|Mom's report card from|
Godwin High School
Copyright © Edward Riojas
This probably comes as no surprise, but my mom is smarter than some folks in D.C.
As a slight departure from my usual drivel, I thought a quick drive down the bumpier parts of memory lane, courtesy of my mom, would be appropriate for the Fourth of July. (You will have to suspend your eager anticipation of my thoughts on the lovely and not-so-lovely aspects of the art world. Well, at least for this week.)
Years ago, I intercepted a small stack of my mom’s high school things that were intended for the trash. I may feel differently about my own high school mementos, but the things of my parent’s generation are worth remembering and keeping. That is particularly true, given the current political climate of our nation.
In the stack of things, there were some special items, including a graduation card filled with very tender words, given to 17-year-old Laura Weppler from a man ten years her senior. Both would eventually become my parents. There was a corsage pressed flat. There were report cards from Godwin High School, where my mom graduated. There were essays my mom wrote.

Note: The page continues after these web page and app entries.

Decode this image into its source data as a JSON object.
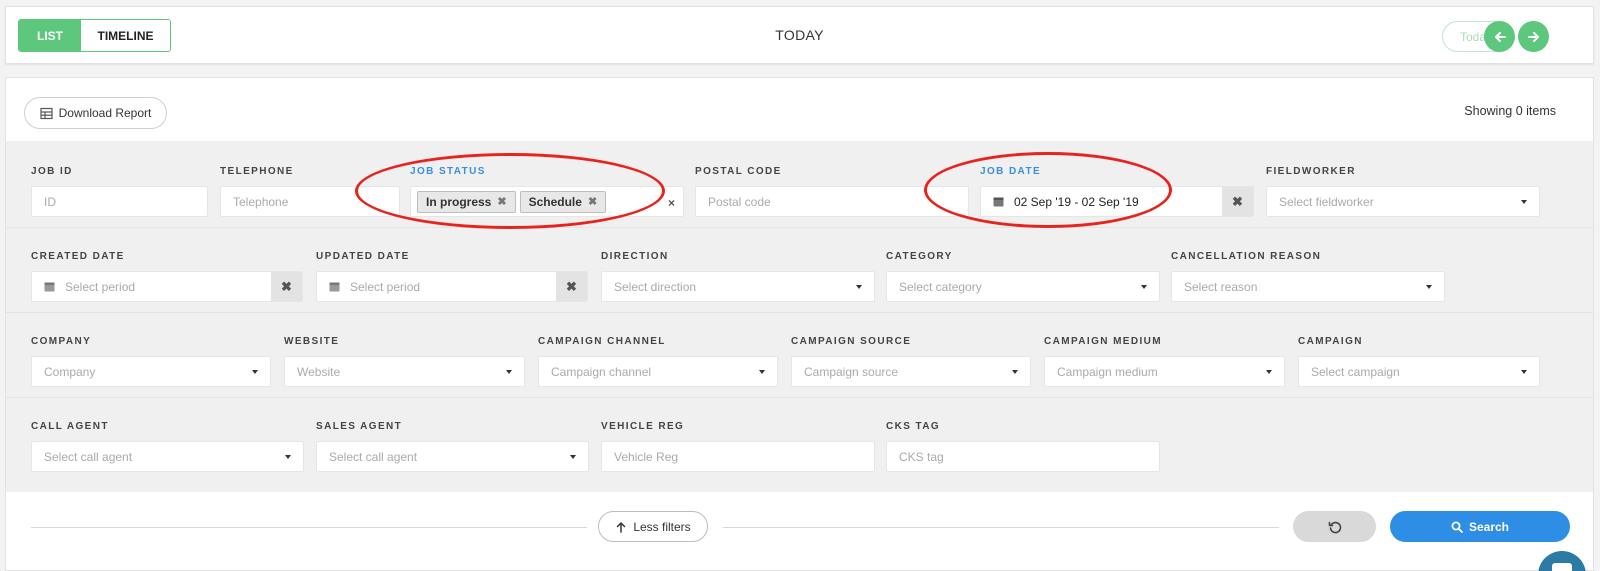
{
  "header": {
    "tabs": [
      {
        "label": "LIST",
        "active": true
      },
      {
        "label": "TIMELINE",
        "active": false
      }
    ],
    "title": "TODAY",
    "today_button": "Today",
    "prev_icon": "arrow-left-icon",
    "next_icon": "arrow-right-icon"
  },
  "toolbar": {
    "download_label": "Download Report",
    "download_icon": "table-icon",
    "showing_text": "Showing 0 items"
  },
  "filters": {
    "job_id": {
      "label": "JOB ID",
      "placeholder": "ID"
    },
    "telephone": {
      "label": "TELEPHONE",
      "placeholder": "Telephone"
    },
    "job_status": {
      "label": "JOB STATUS",
      "tags": [
        "In progress",
        "Schedule"
      ],
      "clear": "×"
    },
    "postal_code": {
      "label": "POSTAL CODE",
      "placeholder": "Postal code"
    },
    "job_date": {
      "label": "JOB DATE",
      "value": "02 Sep '19 - 02 Sep '19"
    },
    "fieldworker": {
      "label": "FIELDWORKER",
      "placeholder": "Select fieldworker"
    },
    "created_date": {
      "label": "CREATED DATE",
      "placeholder": "Select period"
    },
    "updated_date": {
      "label": "UPDATED DATE",
      "placeholder": "Select period"
    },
    "direction": {
      "label": "DIRECTION",
      "placeholder": "Select direction"
    },
    "category": {
      "label": "CATEGORY",
      "placeholder": "Select category"
    },
    "cancellation_reason": {
      "label": "CANCELLATION REASON",
      "placeholder": "Select reason"
    },
    "company": {
      "label": "COMPANY",
      "placeholder": "Company"
    },
    "website": {
      "label": "WEBSITE",
      "placeholder": "Website"
    },
    "campaign_channel": {
      "label": "CAMPAIGN CHANNEL",
      "placeholder": "Campaign channel"
    },
    "campaign_source": {
      "label": "CAMPAIGN SOURCE",
      "placeholder": "Campaign source"
    },
    "campaign_medium": {
      "label": "CAMPAIGN MEDIUM",
      "placeholder": "Campaign medium"
    },
    "campaign": {
      "label": "CAMPAIGN",
      "placeholder": "Select campaign"
    },
    "call_agent": {
      "label": "CALL AGENT",
      "placeholder": "Select call agent"
    },
    "sales_agent": {
      "label": "SALES AGENT",
      "placeholder": "Select call agent"
    },
    "vehicle_reg": {
      "label": "VEHICLE REG",
      "placeholder": "Vehicle Reg"
    },
    "cks_tag": {
      "label": "CKS TAG",
      "placeholder": "CKS tag"
    }
  },
  "actions": {
    "less_filters": "Less filters",
    "search": "Search"
  },
  "colors": {
    "green": "#5cc77d",
    "blue": "#2e8de4",
    "annotation": "#e8231e"
  }
}
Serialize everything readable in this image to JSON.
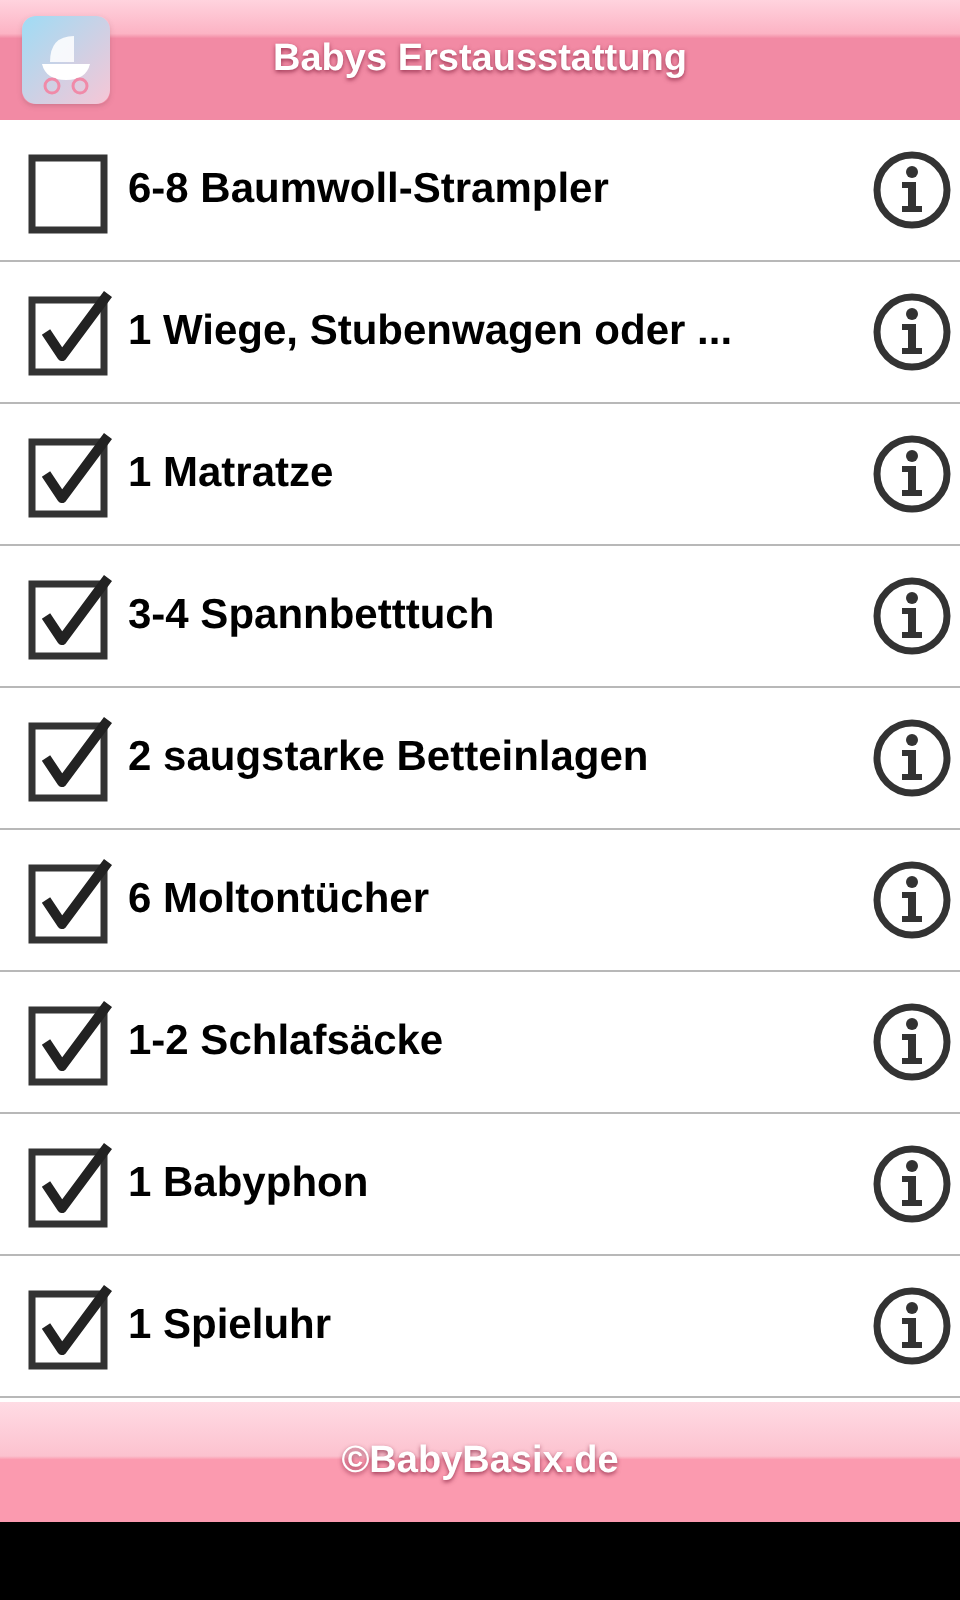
{
  "header": {
    "title": "Babys Erstausstattung"
  },
  "items": [
    {
      "label": "6-8 Baumwoll-Strampler",
      "checked": false
    },
    {
      "label": "1 Wiege, Stubenwagen oder ...",
      "checked": true
    },
    {
      "label": "1 Matratze",
      "checked": true
    },
    {
      "label": "3-4 Spannbetttuch",
      "checked": true
    },
    {
      "label": "2 saugstarke Betteinlagen",
      "checked": true
    },
    {
      "label": "6 Moltontücher",
      "checked": true
    },
    {
      "label": "1-2 Schlafsäcke",
      "checked": true
    },
    {
      "label": "1 Babyphon",
      "checked": true
    },
    {
      "label": "1 Spieluhr",
      "checked": true
    }
  ],
  "footer": {
    "text": "©BabyBasix.de"
  }
}
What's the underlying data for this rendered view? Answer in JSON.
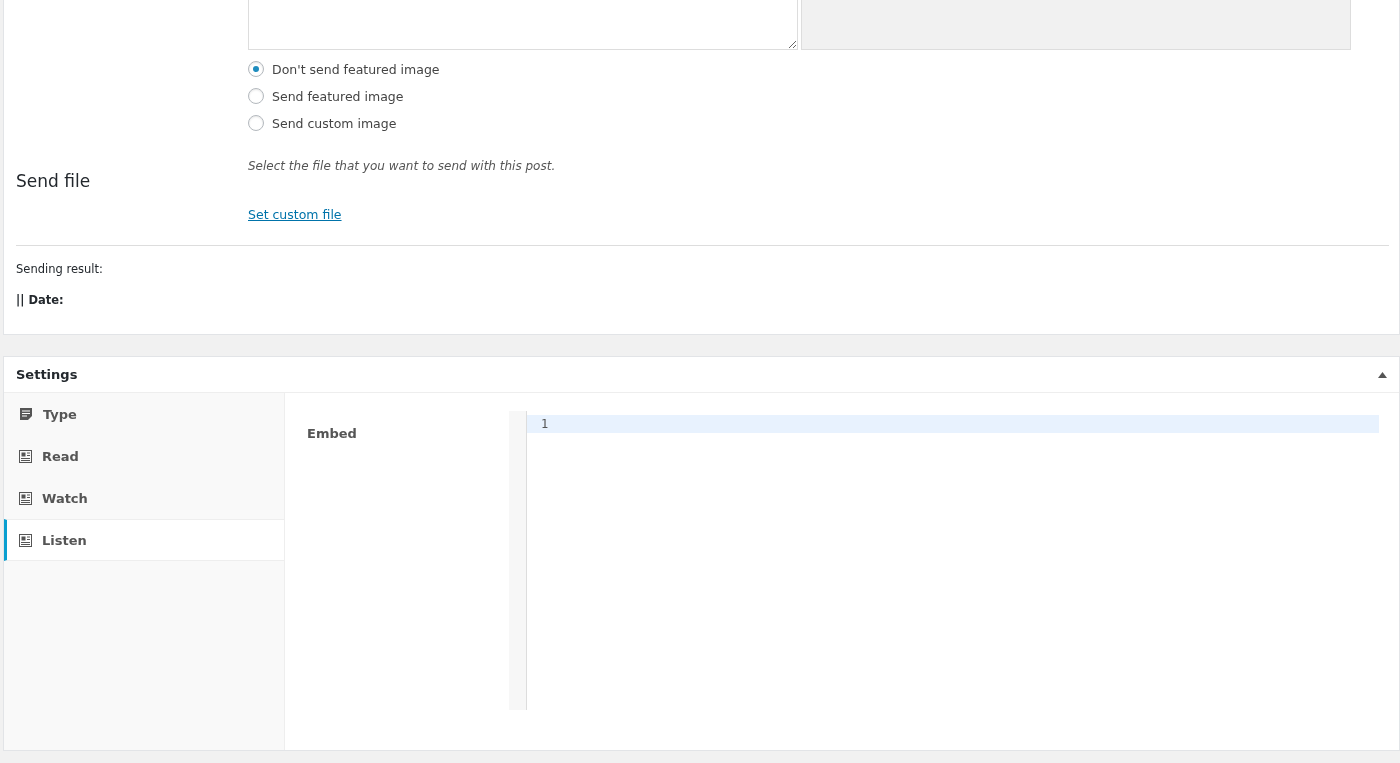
{
  "image_options": [
    {
      "label": "Don't send featured image",
      "selected": true
    },
    {
      "label": "Send featured image",
      "selected": false
    },
    {
      "label": "Send custom image",
      "selected": false
    }
  ],
  "send_file": {
    "heading": "Send file",
    "description": "Select the file that you want to send with this post.",
    "link": "Set custom file"
  },
  "sending_result": {
    "label": "Sending result:",
    "date_label": "|| Date:"
  },
  "settings": {
    "title": "Settings",
    "expanded": true,
    "tabs": [
      {
        "label": "Type",
        "kind": "form",
        "selected": false
      },
      {
        "label": "Read",
        "kind": "card",
        "selected": false
      },
      {
        "label": "Watch",
        "kind": "card",
        "selected": false
      },
      {
        "label": "Listen",
        "kind": "card",
        "selected": true
      }
    ],
    "embed_label": "Embed",
    "line_numbers": [
      "1"
    ]
  }
}
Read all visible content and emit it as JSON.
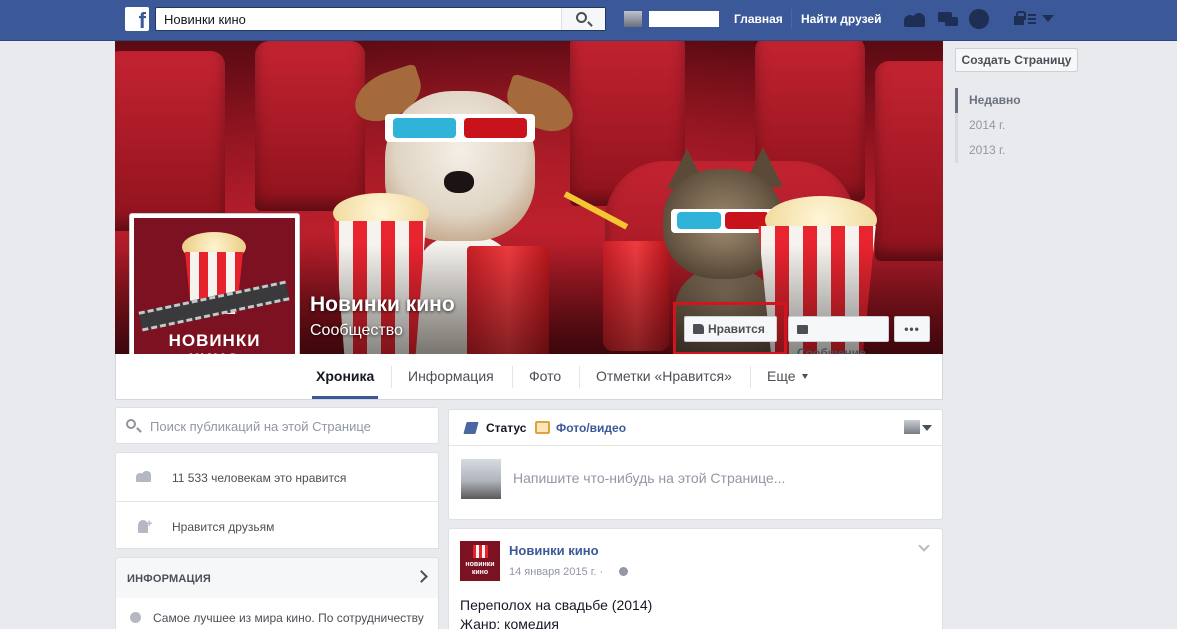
{
  "topbar": {
    "logo_letter": "f",
    "search_value": "Новинки кино",
    "nav_home": "Главная",
    "nav_find_friends": "Найти друзей"
  },
  "cover": {
    "page_name": "Новинки кино",
    "page_category": "Сообщество",
    "like_button": "Нравится",
    "message_button": "Сообщение",
    "more_button": "•••"
  },
  "profile_picture": {
    "line1": "НОВИНКИ",
    "line2": "КИНО"
  },
  "tabs": [
    {
      "label": "Хроника",
      "active": true
    },
    {
      "label": "Информация",
      "active": false
    },
    {
      "label": "Фото",
      "active": false
    },
    {
      "label": "Отметки «Нравится»",
      "active": false
    },
    {
      "label": "Еще",
      "active": false
    }
  ],
  "right_column": {
    "create_page_button": "Создать Страницу",
    "years": [
      "Недавно",
      "2014 г.",
      "2013 г."
    ]
  },
  "left_column": {
    "search_placeholder": "Поиск публикаций на этой Странице",
    "likes_count_text": "11 533 человекам это нравится",
    "friends_like_text": "Нравится друзьям",
    "info_header": "ИНФОРМАЦИЯ",
    "info_text": "Самое лучшее из мира кино. По сотрудничеству"
  },
  "composer": {
    "tab_status": "Статус",
    "tab_photo_video": "Фото/видео",
    "placeholder": "Напишите что-нибудь на этой Странице..."
  },
  "post": {
    "author": "Новинки кино",
    "avatar_text": "новинки кино",
    "date": "14 января 2015 г. ·",
    "line1": "Переполох на свадьбе (2014)",
    "line2": "Жанр: комедия"
  },
  "colors": {
    "brand_blue": "#3b5998",
    "highlight_red": "#d3141e",
    "profile_bg": "#7b1121"
  }
}
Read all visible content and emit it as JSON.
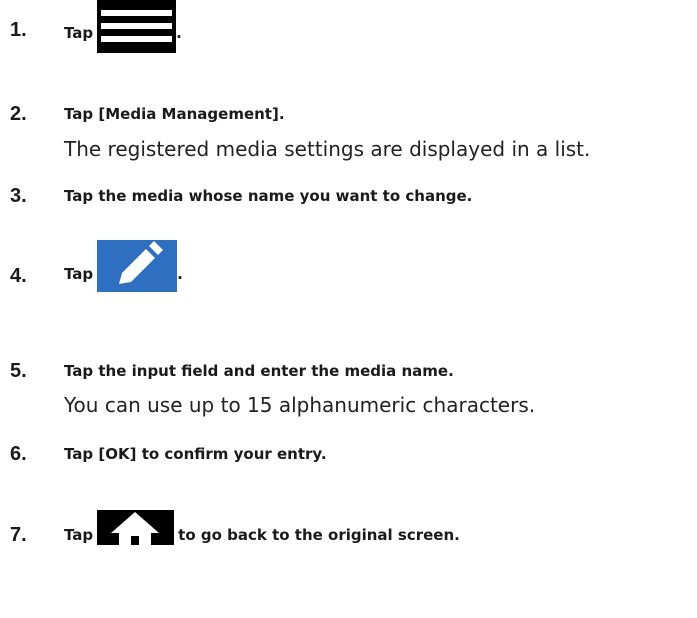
{
  "steps": [
    {
      "number": "1.",
      "text_before": "Tap",
      "icon": "menu-icon",
      "text_after": "."
    },
    {
      "number": "2.",
      "text": "Tap [Media Management].",
      "description": "The registered media settings are displayed in a list."
    },
    {
      "number": "3.",
      "text": "Tap the media whose name you want to change."
    },
    {
      "number": "4.",
      "text_before": "Tap",
      "icon": "edit-pencil-icon",
      "text_after": "."
    },
    {
      "number": "5.",
      "text": "Tap the input field and enter the media name.",
      "description": "You can use up to 15 alphanumeric characters."
    },
    {
      "number": "6.",
      "text": "Tap [OK] to confirm your entry."
    },
    {
      "number": "7.",
      "text_before": "Tap",
      "icon": "home-icon",
      "text_after": "to go back to the original screen."
    }
  ],
  "colors": {
    "text": "#1a1a1a",
    "edit_icon_bg": "#2f6fc0",
    "menu_icon_bg": "#000000",
    "home_icon_bg": "#000000"
  }
}
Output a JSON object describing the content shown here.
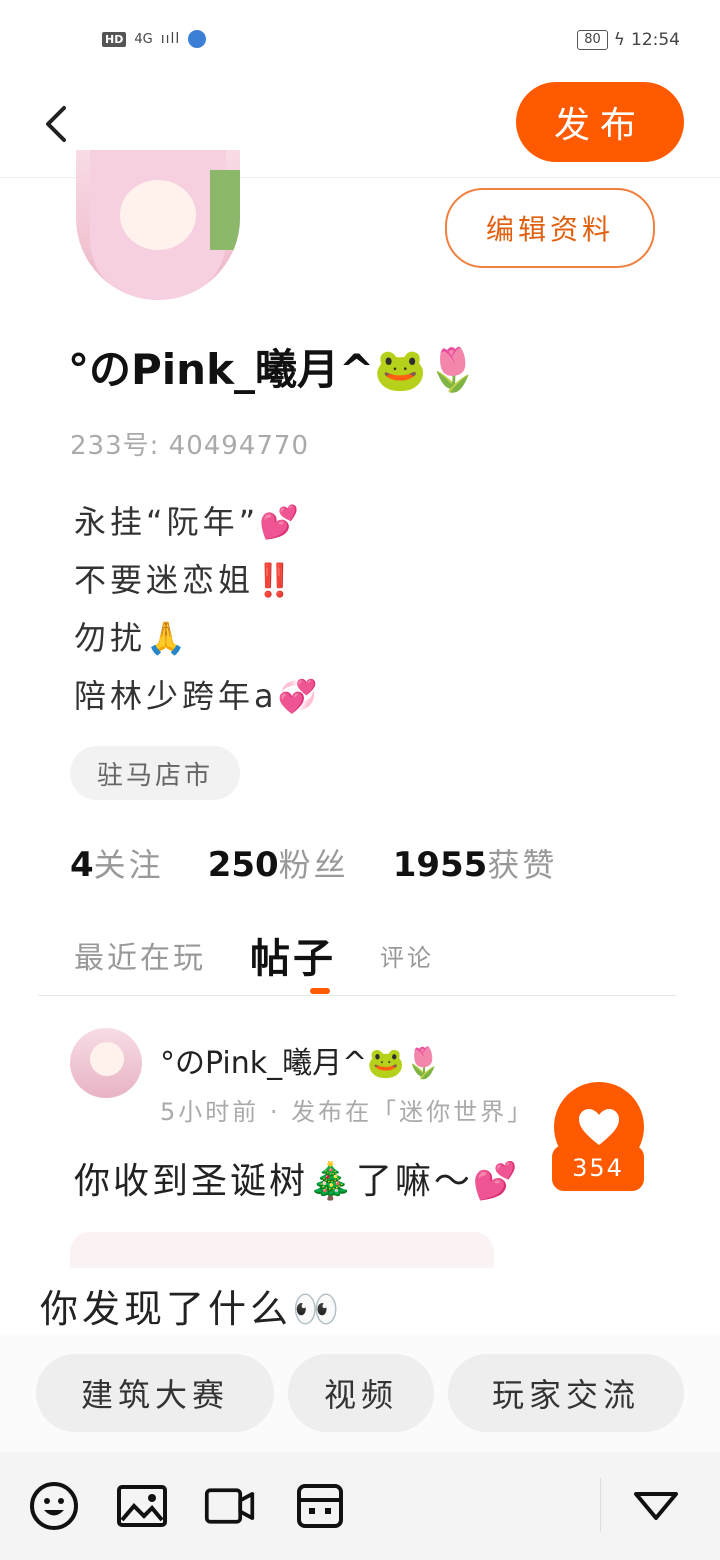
{
  "status_bar": {
    "hd": "HD",
    "network": "4G",
    "signal": "ııll",
    "battery": "80",
    "time": "12:54"
  },
  "header": {
    "publish_label": "发布"
  },
  "profile": {
    "edit_label": "编辑资料",
    "nickname": "°のPink_曦月^🐸🌷",
    "uid": "233号: 40494770",
    "bio": [
      "永挂“阮年”💕",
      "不要迷恋姐‼️",
      "勿扰🙏",
      "陪林少跨年a💞"
    ],
    "location": "驻马店市",
    "stats": [
      {
        "value": "4",
        "label": "关注"
      },
      {
        "value": "250",
        "label": "粉丝"
      },
      {
        "value": "1955",
        "label": "获赞"
      }
    ]
  },
  "tabs": [
    "最近在玩",
    "帖子",
    "评论"
  ],
  "post": {
    "author": "°のPink_曦月^🐸🌷",
    "meta": "5小时前 · 发布在「迷你世界」",
    "text": "你收到圣诞树🎄了嘛～💕",
    "likes": "354"
  },
  "compose": {
    "text": "你发现了什么👀"
  },
  "tags": [
    "建筑大赛",
    "视频",
    "玩家交流"
  ],
  "toolbar_icons": [
    "emoji-icon",
    "image-icon",
    "video-icon",
    "game-icon",
    "collapse-icon"
  ],
  "colors": {
    "accent": "#ff5a00"
  }
}
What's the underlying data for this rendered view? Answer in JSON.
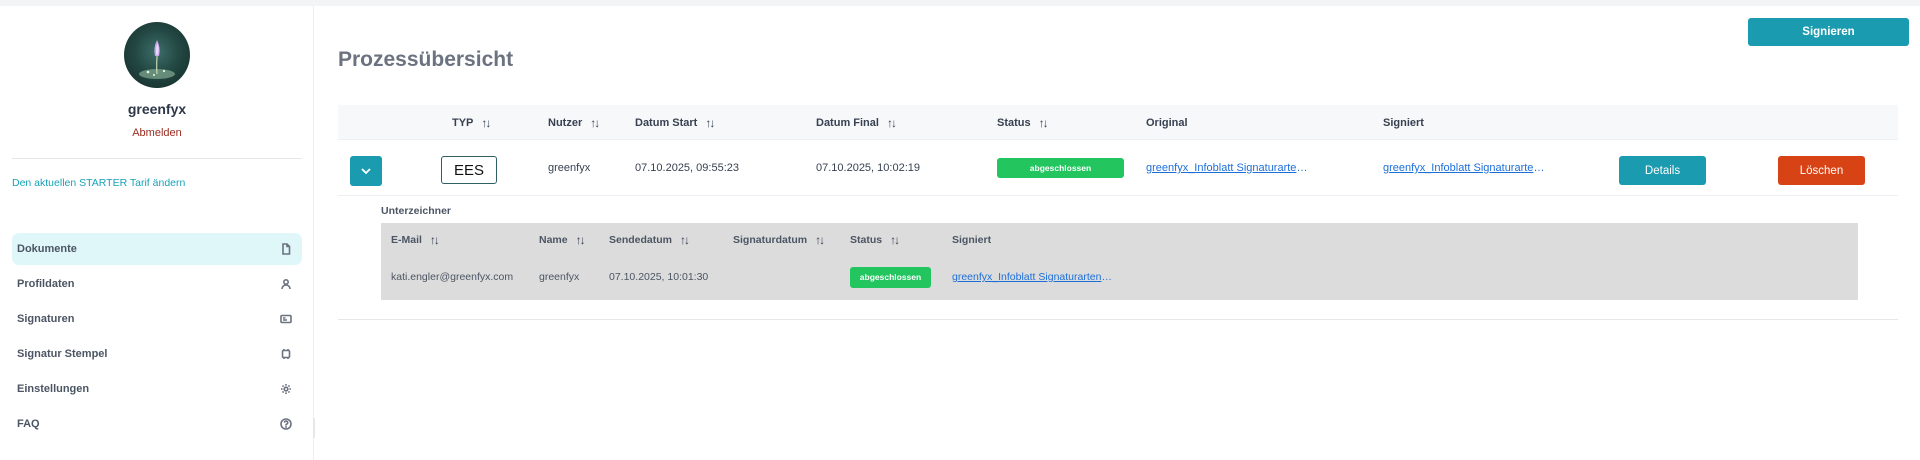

One set of papers looked like organized notes, written in well-crafted cursive. I initially assumed it was for a history class, but then realized she was writing about current events. The year was 1944. The first few lines of the notes on the “German Natzis” [sic] are stunning, if not condemning, for those Americans who today lean in a peculiar direction.
Without pushing a political agenda, the high school teachers of my mom's day taught the ugly, unvarnished truth that made the world what it was. One cannot read the words from 1944 without immediately seeing that several politicians of our day not only have a grievous lapse of memory, but also a horrendous lapse of judgment, as well.
The school notes, in part, read, “1. What movement do German Natzis [sic] follow? Fascism (called National Socialism)”
This our parents learned and we, in turn, were taught, yet there are those who aspire to lead us headlong down a forgotten path of the same ideology. We dare not follow. The “Greatest Generation” had no qualms about fighting for what was right, and sacrificing without question those things that were dear, including life itself. There were also sacrifices which now seem incomprehensible, including self-identity. It was a time when patriotism meant putting aside personal gain, assumed rights, and juvenile desires in favor of national unity. In writing unapologetically as a citizen of the United States, Mom spelled out the fallacies of a foreign, socialistic government, brought to light the errors of its teaming masses, and strongly defended the governance of the U.S., even though Mom’s name, her relatives, her native culture, and the language formerly spoken in her home ... were all German.
I doubt that any of mom’s generation will ever forget those years – neither will most of the children of that generation. Those who forget history, on the other hand, are doomed to repeat it.